Last update: Sunday, September 02, 2001
Old SCUMM File Format
(Indiana Jones and the Last Crusade, CDROM version of Loom, Secret of Monkey Island)
With Indy3, the file format used for SCUMM started to be standardized. Rather than just having all the data stored in a huge mess, LucasFilm Games started to use a format reminiscent of the IFF format (they would get even closer to IFF with MI2 and later games - the "New SCUMM File Format").
The file format is built up of blocks, each having a name and a size. The size is stored first, as a dword (four bytes), little endian. After that follows the block name, as two characters, for example "LE". After these 6 bytes comes the block data.
The size mentioned before includes the 6 bytes making up the size and the name as well as the size of the data following these 6 bytes. Example:
... would be an entire block, the size is 8 - the four bytes, the two characters, and the two bytes of data. The new format was hierarchal, blocks could be contained within other blocks to give the file more structure. Storing a block within another simply meant putting the block within the other's data area - i.e. right after the first 6 bytes of the parent block - or in some rare instances, a having some data and then a subblock. As long as the block is stored within the size of the parent block, we call it a subblock. Normally, additional subblocks will be stored right after the end of the previous block. The scheme of a standard block thus looks like this:
In the early games, the first block is an RO (room) block, containing other blocks describing the room, such as BX (boxes), OI (object images) etc. After the RO block, within the same file, is the global scripts for the room (SC), the sound (SO) etc. With MI1 the programmers started to bundle the files for each room into a big disc-sized file. The basics of the format is still the same, but rather than having a structure like this:

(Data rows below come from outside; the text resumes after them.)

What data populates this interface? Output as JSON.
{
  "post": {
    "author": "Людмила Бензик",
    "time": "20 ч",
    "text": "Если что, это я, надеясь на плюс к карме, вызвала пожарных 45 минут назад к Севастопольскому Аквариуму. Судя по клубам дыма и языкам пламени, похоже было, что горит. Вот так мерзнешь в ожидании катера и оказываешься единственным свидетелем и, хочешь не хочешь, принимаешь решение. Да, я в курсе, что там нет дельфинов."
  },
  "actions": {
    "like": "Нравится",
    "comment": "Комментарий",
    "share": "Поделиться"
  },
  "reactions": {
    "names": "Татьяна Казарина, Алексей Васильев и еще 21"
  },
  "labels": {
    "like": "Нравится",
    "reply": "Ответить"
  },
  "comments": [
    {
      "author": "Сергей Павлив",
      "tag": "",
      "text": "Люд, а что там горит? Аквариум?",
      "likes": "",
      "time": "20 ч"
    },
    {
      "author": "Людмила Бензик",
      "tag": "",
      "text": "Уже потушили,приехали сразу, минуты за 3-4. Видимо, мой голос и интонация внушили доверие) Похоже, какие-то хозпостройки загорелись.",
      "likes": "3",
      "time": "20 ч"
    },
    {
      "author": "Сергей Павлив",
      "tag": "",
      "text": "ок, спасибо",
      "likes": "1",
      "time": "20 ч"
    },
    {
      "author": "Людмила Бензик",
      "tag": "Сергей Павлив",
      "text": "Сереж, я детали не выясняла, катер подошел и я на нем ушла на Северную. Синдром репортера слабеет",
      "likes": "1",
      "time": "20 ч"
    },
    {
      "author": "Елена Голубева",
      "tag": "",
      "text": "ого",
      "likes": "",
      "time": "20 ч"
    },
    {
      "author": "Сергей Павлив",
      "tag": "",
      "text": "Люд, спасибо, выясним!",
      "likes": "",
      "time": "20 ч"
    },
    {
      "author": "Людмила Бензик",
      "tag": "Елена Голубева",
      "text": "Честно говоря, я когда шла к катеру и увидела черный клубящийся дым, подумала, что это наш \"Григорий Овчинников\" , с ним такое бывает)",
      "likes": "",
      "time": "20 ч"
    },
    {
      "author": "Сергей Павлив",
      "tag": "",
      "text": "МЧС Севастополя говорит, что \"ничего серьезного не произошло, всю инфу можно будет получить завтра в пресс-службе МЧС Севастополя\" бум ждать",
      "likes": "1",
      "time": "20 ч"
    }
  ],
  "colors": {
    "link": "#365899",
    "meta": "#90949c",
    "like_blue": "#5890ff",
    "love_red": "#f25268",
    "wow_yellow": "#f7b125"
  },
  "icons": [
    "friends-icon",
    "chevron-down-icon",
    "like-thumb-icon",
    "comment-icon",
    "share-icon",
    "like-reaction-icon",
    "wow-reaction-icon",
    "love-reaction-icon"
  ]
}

(where HD, CC, SP etc. are subblocks of the RO block)... it would be like this:
To give an example, the start of a file structured like this would look something like this (taken from the disk01.lec file of the PC version of MI1):